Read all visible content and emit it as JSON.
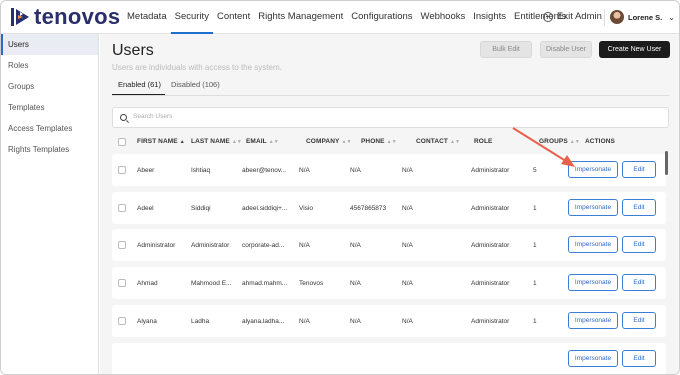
{
  "app": {
    "brand": "tenovos",
    "brand_color": "#2a2e6a",
    "accent_color": "#2a6bc9"
  },
  "nav": {
    "items": [
      {
        "label": "Metadata"
      },
      {
        "label": "Security"
      },
      {
        "label": "Content"
      },
      {
        "label": "Rights Management"
      },
      {
        "label": "Configurations"
      },
      {
        "label": "Webhooks"
      },
      {
        "label": "Insights"
      },
      {
        "label": "Entitlements"
      }
    ],
    "active": "Security",
    "exit_admin": "Exit Admin",
    "user_name": "Lorene S."
  },
  "sidebar": {
    "items": [
      {
        "label": "Users"
      },
      {
        "label": "Roles"
      },
      {
        "label": "Groups"
      },
      {
        "label": "Templates"
      },
      {
        "label": "Access Templates"
      },
      {
        "label": "Rights Templates"
      }
    ],
    "active": "Users"
  },
  "page": {
    "title": "Users",
    "subtitle": "Users are individuals with access to the system.",
    "bulk_edit": "Bulk Edit",
    "disable_user": "Disable User",
    "create_new_user": "Create New User",
    "tabs": [
      {
        "label": "Enabled (61)"
      },
      {
        "label": "Disabled (106)"
      }
    ],
    "search_placeholder": "Search Users"
  },
  "table": {
    "columns": [
      "FIRST NAME",
      "LAST NAME",
      "EMAIL",
      "COMPANY",
      "PHONE",
      "CONTACT",
      "ROLE",
      "GROUPS",
      "ACTIONS"
    ],
    "rows": [
      {
        "first": "Abeer",
        "last": "Ishtiaq",
        "email": "abeer@tenov...",
        "company": "N/A",
        "phone": "N/A",
        "contact": "N/A",
        "role": "Administrator",
        "groups": "5"
      },
      {
        "first": "Adeel",
        "last": "Siddiqi",
        "email": "adeel.siddiqi+...",
        "company": "Visio",
        "phone": "4567865873",
        "contact": "N/A",
        "role": "Administrator",
        "groups": "1"
      },
      {
        "first": "Administrator",
        "last": "Administrator",
        "email": "corporate-ad...",
        "company": "N/A",
        "phone": "N/A",
        "contact": "N/A",
        "role": "Administrator",
        "groups": "1"
      },
      {
        "first": "Ahmad",
        "last": "Mahmood E...",
        "email": "ahmad.mahm...",
        "company": "Tenovos",
        "phone": "N/A",
        "contact": "N/A",
        "role": "Administrator",
        "groups": "1"
      },
      {
        "first": "Alyana",
        "last": "Ladha",
        "email": "alyana.ladha...",
        "company": "N/A",
        "phone": "N/A",
        "contact": "N/A",
        "role": "Administrator",
        "groups": "1"
      }
    ],
    "impersonate_label": "Impersonate",
    "edit_label": "Edit"
  },
  "annotation": {
    "arrow_color": "#e8604c"
  }
}
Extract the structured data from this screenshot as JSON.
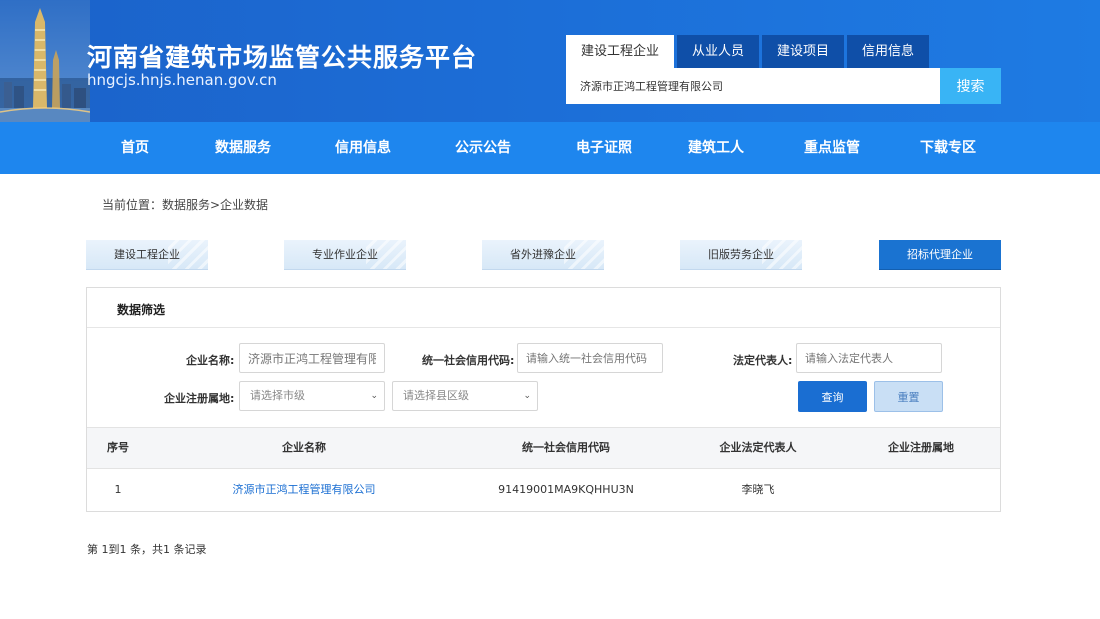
{
  "header": {
    "site_title": "河南省建筑市场监管公共服务平台",
    "site_url": "hngcjs.hnjs.henan.gov.cn"
  },
  "search": {
    "tabs": [
      "建设工程企业",
      "从业人员",
      "建设项目",
      "信用信息"
    ],
    "active_tab": 0,
    "value": "济源市正鸿工程管理有限公司",
    "button": "搜索"
  },
  "nav": {
    "items": [
      "首页",
      "数据服务",
      "信用信息",
      "公示公告",
      "电子证照",
      "建筑工人",
      "重点监管",
      "下载专区"
    ]
  },
  "breadcrumb": "当前位置：数据服务>企业数据",
  "category_tabs": {
    "items": [
      "建设工程企业",
      "专业作业企业",
      "省外进豫企业",
      "旧版劳务企业",
      "招标代理企业"
    ],
    "active": 4
  },
  "filter": {
    "title": "数据筛选",
    "company_name_label": "企业名称:",
    "company_name_value": "济源市正鸿工程管理有限公司",
    "credit_code_label": "统一社会信用代码:",
    "credit_code_placeholder": "请输入统一社会信用代码",
    "legal_rep_label": "法定代表人:",
    "legal_rep_placeholder": "请输入法定代表人",
    "region_label": "企业注册属地:",
    "city_placeholder": "请选择市级",
    "county_placeholder": "请选择县区级",
    "query_button": "查询",
    "reset_button": "重置"
  },
  "table": {
    "headers": [
      "序号",
      "企业名称",
      "统一社会信用代码",
      "企业法定代表人",
      "企业注册属地"
    ],
    "rows": [
      [
        "1",
        "济源市正鸿工程管理有限公司",
        "91419001MA9KQHHU3N",
        "李晓飞",
        ""
      ]
    ]
  },
  "pager": "第 1到1 条，共1 条记录",
  "colors": {
    "header_blue": "#1b62c9",
    "nav_blue": "#1e86ee",
    "search_button": "#39b4f5",
    "active_tab": "#1a73d1",
    "link": "#1a6ed2"
  }
}
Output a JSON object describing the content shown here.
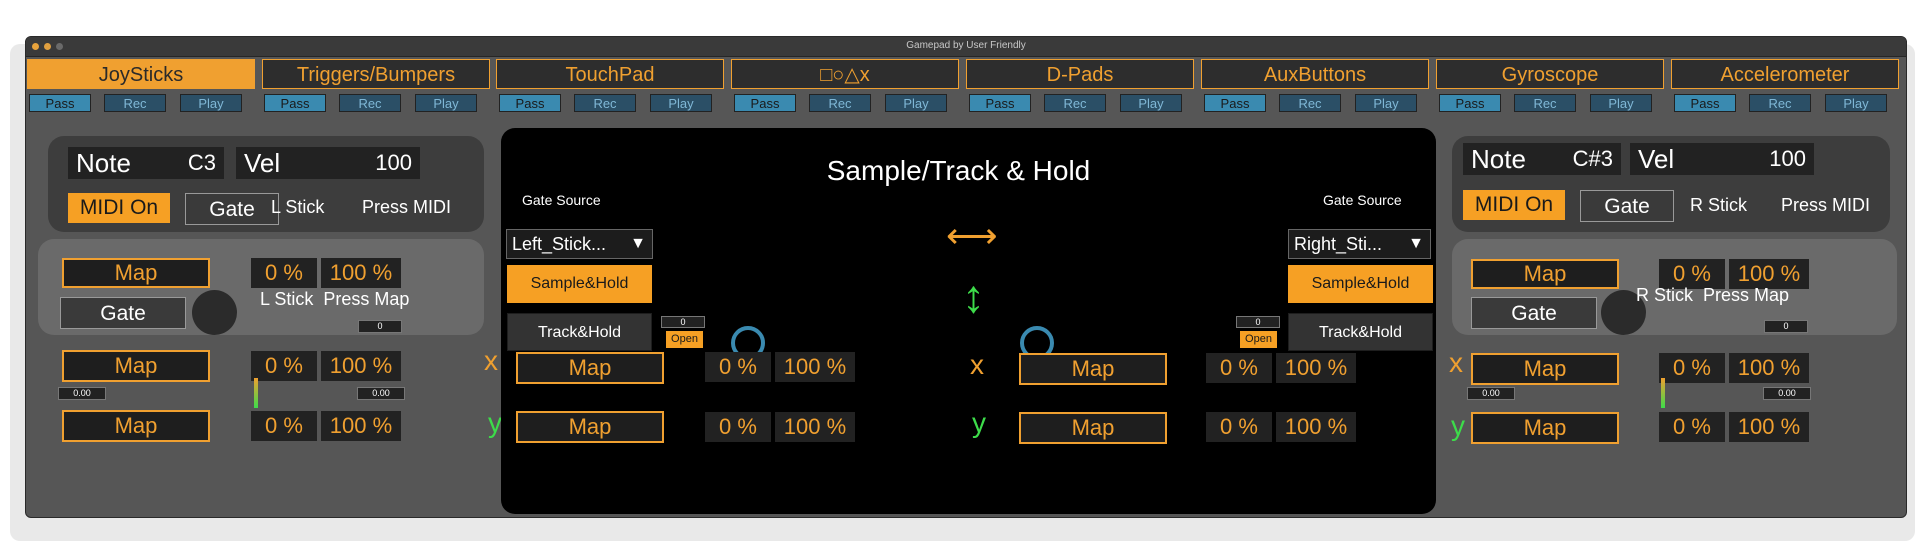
{
  "window": {
    "title": "Gamepad by User Friendly"
  },
  "tabs": [
    {
      "label": "JoySticks",
      "active": true
    },
    {
      "label": "Triggers/Bumpers",
      "active": false
    },
    {
      "label": "TouchPad",
      "active": false
    },
    {
      "label": "□○△x",
      "active": false
    },
    {
      "label": "D-Pads",
      "active": false
    },
    {
      "label": "AuxButtons",
      "active": false
    },
    {
      "label": "Gyroscope",
      "active": false
    },
    {
      "label": "Accelerometer",
      "active": false
    }
  ],
  "mode_buttons": {
    "pass": "Pass",
    "rec": "Rec",
    "play": "Play"
  },
  "left": {
    "note_label": "Note",
    "note_value": "C3",
    "vel_label": "Vel",
    "vel_value": "100",
    "midi_on": "MIDI On",
    "gate": "Gate",
    "stick_label": "L Stick",
    "press_midi": "Press MIDI",
    "map": "Map",
    "min_pct": "0 %",
    "max_pct": "100 %",
    "gate2": "Gate",
    "press_map": "L Stick  Press Map",
    "mini_value": "0",
    "x_map": "Map",
    "x_min": "0 %",
    "x_max": "100 %",
    "x_left_val": "0.00",
    "x_right_val": "0.00",
    "y_map": "Map",
    "y_min": "0 %",
    "y_max": "100 %",
    "x_axis": "x",
    "y_axis": "y"
  },
  "center": {
    "title": "Sample/Track & Hold",
    "left_gate_source": "Gate Source",
    "right_gate_source": "Gate Source",
    "left_select": "Left_Stick...",
    "right_select": "Right_Sti...",
    "sample_hold": "Sample&Hold",
    "track_hold": "Track&Hold",
    "left_num": "0",
    "right_num": "0",
    "open": "Open",
    "lx_map": "Map",
    "lx_min": "0 %",
    "lx_max": "100 %",
    "ly_map": "Map",
    "ly_min": "0 %",
    "ly_max": "100 %",
    "rx_map": "Map",
    "rx_min": "0 %",
    "rx_max": "100 %",
    "ry_map": "Map",
    "ry_min": "0 %",
    "ry_max": "100 %",
    "x_axis": "x",
    "y_axis": "y",
    "h_arrow": "⟷",
    "v_arrow": "↕"
  },
  "right": {
    "note_label": "Note",
    "note_value": "C#3",
    "vel_label": "Vel",
    "vel_value": "100",
    "midi_on": "MIDI On",
    "gate": "Gate",
    "stick_label": "R Stick",
    "press_midi": "Press MIDI",
    "map": "Map",
    "min_pct": "0 %",
    "max_pct": "100 %",
    "gate2": "Gate",
    "press_map": "R Stick  Press Map",
    "mini_value": "0",
    "x_map": "Map",
    "x_min": "0 %",
    "x_max": "100 %",
    "x_left_val": "0.00",
    "x_right_val": "0.00",
    "y_map": "Map",
    "y_min": "0 %",
    "y_max": "100 %",
    "x_axis": "x",
    "y_axis": "y"
  },
  "colors": {
    "accent": "#f0a030",
    "blue": "#3a8ab0",
    "green": "#3ddc4a",
    "panel": "#3d3d3d"
  }
}
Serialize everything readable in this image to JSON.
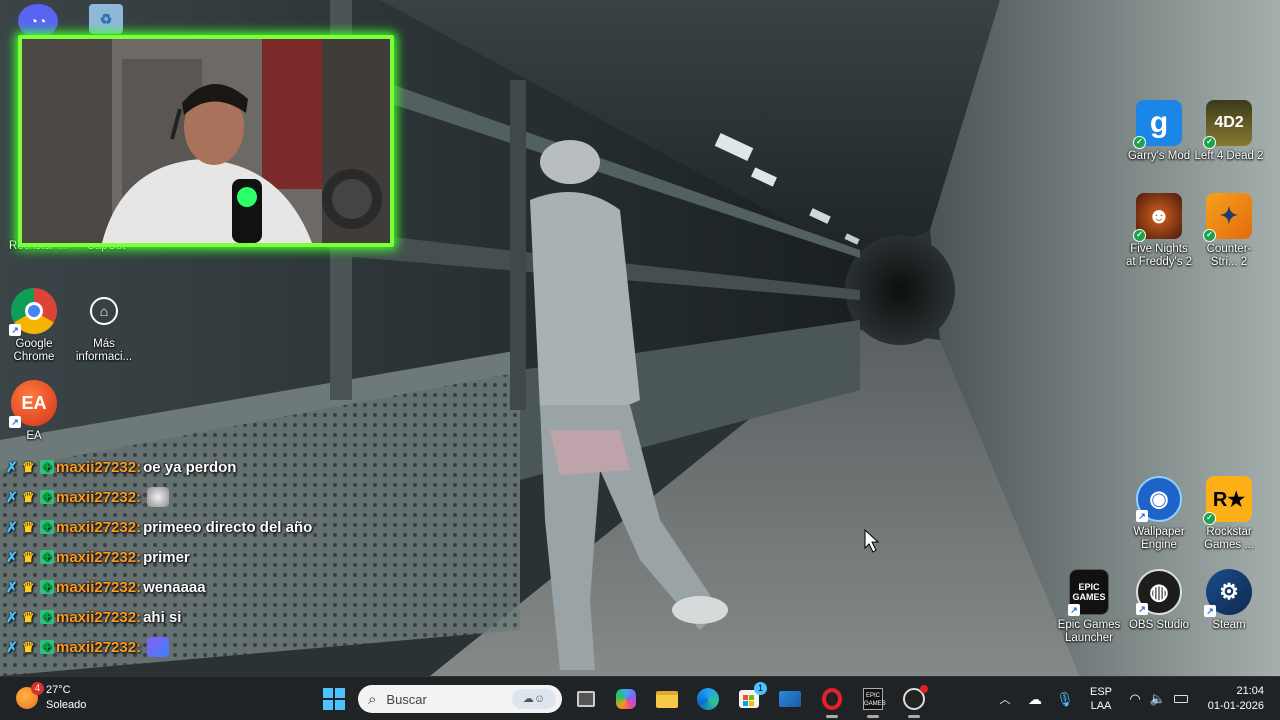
{
  "desktop": {
    "left_icons": [
      {
        "label": "Rockstar ...",
        "icon": "rockstar-icon"
      },
      {
        "label": "CapCut",
        "icon": "capcut-icon"
      },
      {
        "label": "Google Chrome",
        "icon": "chrome-icon"
      },
      {
        "label": "Más informaci...",
        "icon": "info-icon"
      },
      {
        "label": "EA",
        "icon": "ea-icon"
      }
    ],
    "right_icons": [
      {
        "label": "Garry's Mod",
        "icon": "gmod-icon",
        "glyph": "g"
      },
      {
        "label": "Left 4 Dead 2",
        "icon": "l4d2-icon",
        "glyph": "2"
      },
      {
        "label": "Five Nights at Freddy's 2",
        "icon": "fnaf2-icon",
        "glyph": "☻"
      },
      {
        "label": "Counter-Stri... 2",
        "icon": "cs2-icon",
        "glyph": "✦"
      },
      {
        "label": "Wallpaper Engine",
        "icon": "wallpaper-engine-icon",
        "glyph": "◉"
      },
      {
        "label": "Rockstar Games ...",
        "icon": "rockstar-games-icon",
        "glyph": "R★"
      },
      {
        "label": "Epic Games Launcher",
        "icon": "epic-games-icon",
        "glyph": "EPIC GAMES"
      },
      {
        "label": "OBS Studio",
        "icon": "obs-icon",
        "glyph": "◍"
      },
      {
        "label": "Steam",
        "icon": "steam-icon",
        "glyph": "⚙"
      }
    ]
  },
  "chat": {
    "messages": [
      {
        "user": "maxii27232:",
        "text": "oe ya perdon",
        "emote": null
      },
      {
        "user": "maxii27232:",
        "text": "",
        "emote": "cat-emote"
      },
      {
        "user": "maxii27232:",
        "text": "primeeo directo del año",
        "emote": null
      },
      {
        "user": "maxii27232:",
        "text": "primer",
        "emote": null
      },
      {
        "user": "maxii27232:",
        "text": "wenaaaa",
        "emote": null
      },
      {
        "user": "maxii27232:",
        "text": "ahi si",
        "emote": null
      },
      {
        "user": "maxii27232:",
        "text": "",
        "emote": "purple-emote"
      }
    ],
    "colors": {
      "user": "#ff9b1f",
      "text": "#ffffff"
    }
  },
  "taskbar": {
    "weather": {
      "temp": "27°C",
      "condition": "Soleado",
      "notifications": "4"
    },
    "search_placeholder": "Buscar",
    "apps": [
      "windows-start-icon",
      "search-icon",
      "task-view-icon",
      "copilot-icon",
      "file-explorer-icon",
      "edge-icon",
      "microsoft-store-icon",
      "mail-icon",
      "opera-gx-icon",
      "epic-games-taskbar-icon",
      "obs-taskbar-icon"
    ],
    "store_badge": "1",
    "tray": {
      "lang_top": "ESP",
      "lang_bottom": "LAA",
      "time": "21:04",
      "date": "01-01-2026"
    }
  },
  "colors": {
    "webcam_border": "#7dff3a",
    "taskbar": "#1f2326",
    "accent": "#0078d4"
  }
}
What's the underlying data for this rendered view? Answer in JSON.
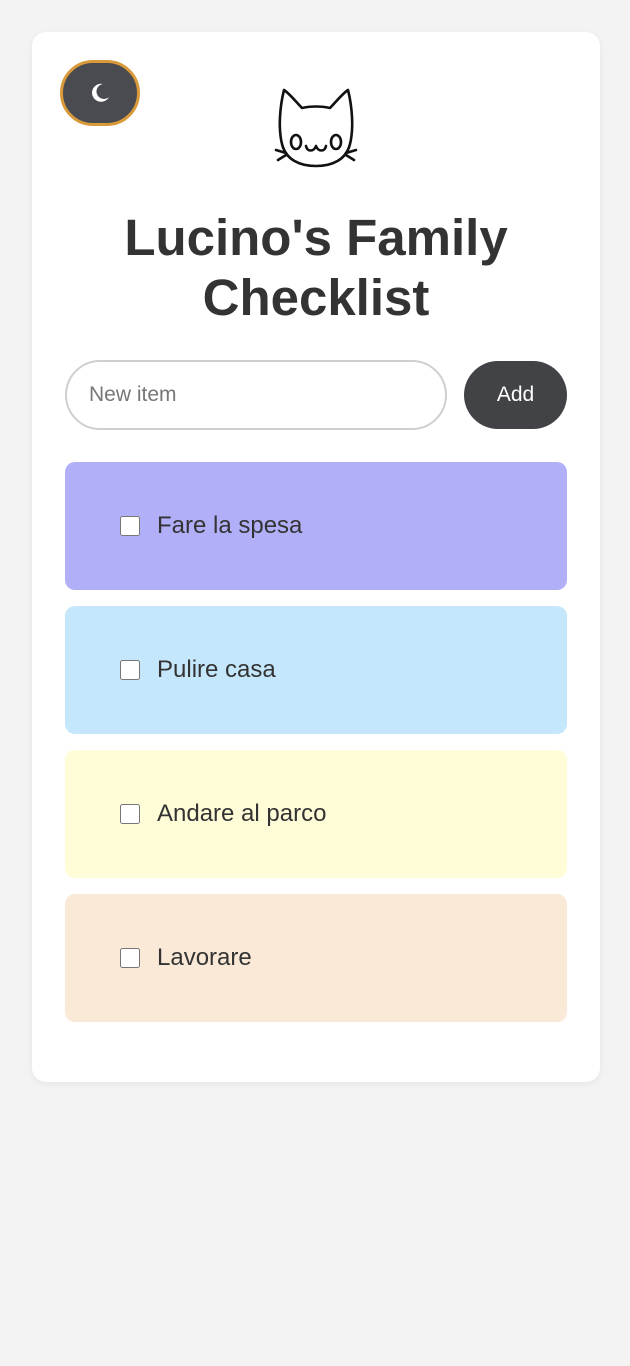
{
  "header": {
    "title": "Lucino's Family Checklist",
    "theme_toggle_icon": "moon-icon",
    "logo_icon": "cat-face-icon"
  },
  "form": {
    "input_placeholder": "New item",
    "input_value": "",
    "add_label": "Add"
  },
  "items": [
    {
      "label": "Fare la spesa",
      "checked": false,
      "color": "#b2aff9"
    },
    {
      "label": "Pulire casa",
      "checked": false,
      "color": "#c5e7fb"
    },
    {
      "label": "Andare al parco",
      "checked": false,
      "color": "#fffcd8"
    },
    {
      "label": "Lavorare",
      "checked": false,
      "color": "#fae9d6"
    }
  ],
  "colors": {
    "background": "#f3f3f3",
    "card": "#ffffff",
    "toggle_bg": "#4a4b50",
    "toggle_border": "#d99a3a",
    "button_bg": "#424347",
    "text": "#333333"
  }
}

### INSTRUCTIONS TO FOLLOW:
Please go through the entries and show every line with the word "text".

### ANSWER BELOW:
        "text": "oe ya perdon",
        "text": "",
        "text": "primeeo directo del año",
        "text": "primer",
        "text": "wenaaaa",
        "text": "ahi si",
        "text": "",
      "text": "#ffffff"
    "text": "#333333"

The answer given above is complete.